# [PROMPT]
When a line in the material contains the word "icon", copy it.

# [ENTRIES SHOWN]
━━━

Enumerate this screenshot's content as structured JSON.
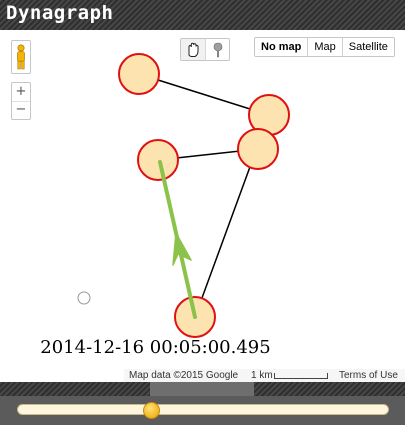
{
  "app": {
    "title": "Dynagraph"
  },
  "map_controls": {
    "map_types": [
      {
        "label": "No map",
        "active": true
      },
      {
        "label": "Map",
        "active": false
      },
      {
        "label": "Satellite",
        "active": false
      }
    ],
    "zoom_in_label": "+",
    "zoom_out_label": "−",
    "pegman_icon": "pegman-icon",
    "pan_tool_icon": "hand-icon",
    "marker_tool_icon": "marker-icon"
  },
  "timestamp": "2014-12-16 00:05:00.495",
  "footer": {
    "attribution": "Map data ©2015 Google",
    "scale_label": "1 km",
    "terms": "Terms of Use"
  },
  "slider": {
    "position": 0.36
  },
  "colors": {
    "node_fill": "#fde3b0",
    "node_stroke": "#e01010",
    "edge": "#000000",
    "arrow": "#8bc34a",
    "bar_dark": "#3a3a3a",
    "thumb": "#f2b61c"
  }
}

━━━

# [WRITTEN SOLUTION]
    "pegman_icon": "pegman-icon",
    "pan_tool_icon": "hand-icon",
    "marker_tool_icon": "marker-icon"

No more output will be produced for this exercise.